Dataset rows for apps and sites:
────────────────

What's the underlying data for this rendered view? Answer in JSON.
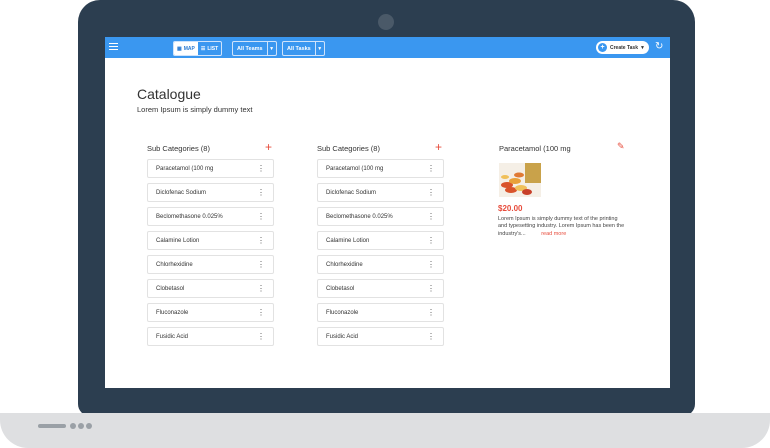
{
  "header": {
    "view_toggle": {
      "map_label": "MAP",
      "list_label": "LIST"
    },
    "teams_dropdown": "All Teams",
    "tasks_dropdown": "All Tasks",
    "create_task_label": "Create Task"
  },
  "page": {
    "title": "Catalogue",
    "subtitle": "Lorem Ipsum is simply dummy text"
  },
  "columns": [
    {
      "header": "Sub Categories (8)",
      "items": [
        "Paracetamol (100 mg",
        "Diclofenac Sodium",
        "Beclomethasone 0.025%",
        "Calamine Lotion",
        "Chlorhexidine",
        "Clobetasol",
        "Fluconazole",
        "Fusidic Acid"
      ]
    },
    {
      "header": "Sub Categories (8)",
      "items": [
        "Paracetamol (100 mg",
        "Diclofenac Sodium",
        "Beclomethasone 0.025%",
        "Calamine Lotion",
        "Chlorhexidine",
        "Clobetasol",
        "Fluconazole",
        "Fusidic Acid"
      ]
    }
  ],
  "detail": {
    "title": "Paracetamol (100 mg",
    "price": "$20.00",
    "description": "Lorem Ipsum is simply dummy text of the printing and typesetting industry. Lorem Ipsum has been the industry's...",
    "read_more": "read more"
  },
  "colors": {
    "brand_blue": "#3a97f0",
    "accent_red": "#e74c3c",
    "laptop_body": "#2c3e50"
  }
}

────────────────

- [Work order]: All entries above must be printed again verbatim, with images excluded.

- [Solved problem]:
What's the underlying data for this rendered view? Answer in JSON.
{
  "header": {
    "view_toggle": {
      "map_label": "MAP",
      "list_label": "LIST"
    },
    "teams_dropdown": "All Teams",
    "tasks_dropdown": "All Tasks",
    "create_task_label": "Create Task"
  },
  "page": {
    "title": "Catalogue",
    "subtitle": "Lorem Ipsum is simply dummy text"
  },
  "columns": [
    {
      "header": "Sub Categories (8)",
      "items": [
        "Paracetamol (100 mg",
        "Diclofenac Sodium",
        "Beclomethasone 0.025%",
        "Calamine Lotion",
        "Chlorhexidine",
        "Clobetasol",
        "Fluconazole",
        "Fusidic Acid"
      ]
    },
    {
      "header": "Sub Categories (8)",
      "items": [
        "Paracetamol (100 mg",
        "Diclofenac Sodium",
        "Beclomethasone 0.025%",
        "Calamine Lotion",
        "Chlorhexidine",
        "Clobetasol",
        "Fluconazole",
        "Fusidic Acid"
      ]
    }
  ],
  "detail": {
    "title": "Paracetamol (100 mg",
    "price": "$20.00",
    "description": "Lorem Ipsum is simply dummy text of the printing and typesetting industry. Lorem Ipsum has been the industry's...",
    "read_more": "read more"
  },
  "colors": {
    "brand_blue": "#3a97f0",
    "accent_red": "#e74c3c",
    "laptop_body": "#2c3e50"
  }
}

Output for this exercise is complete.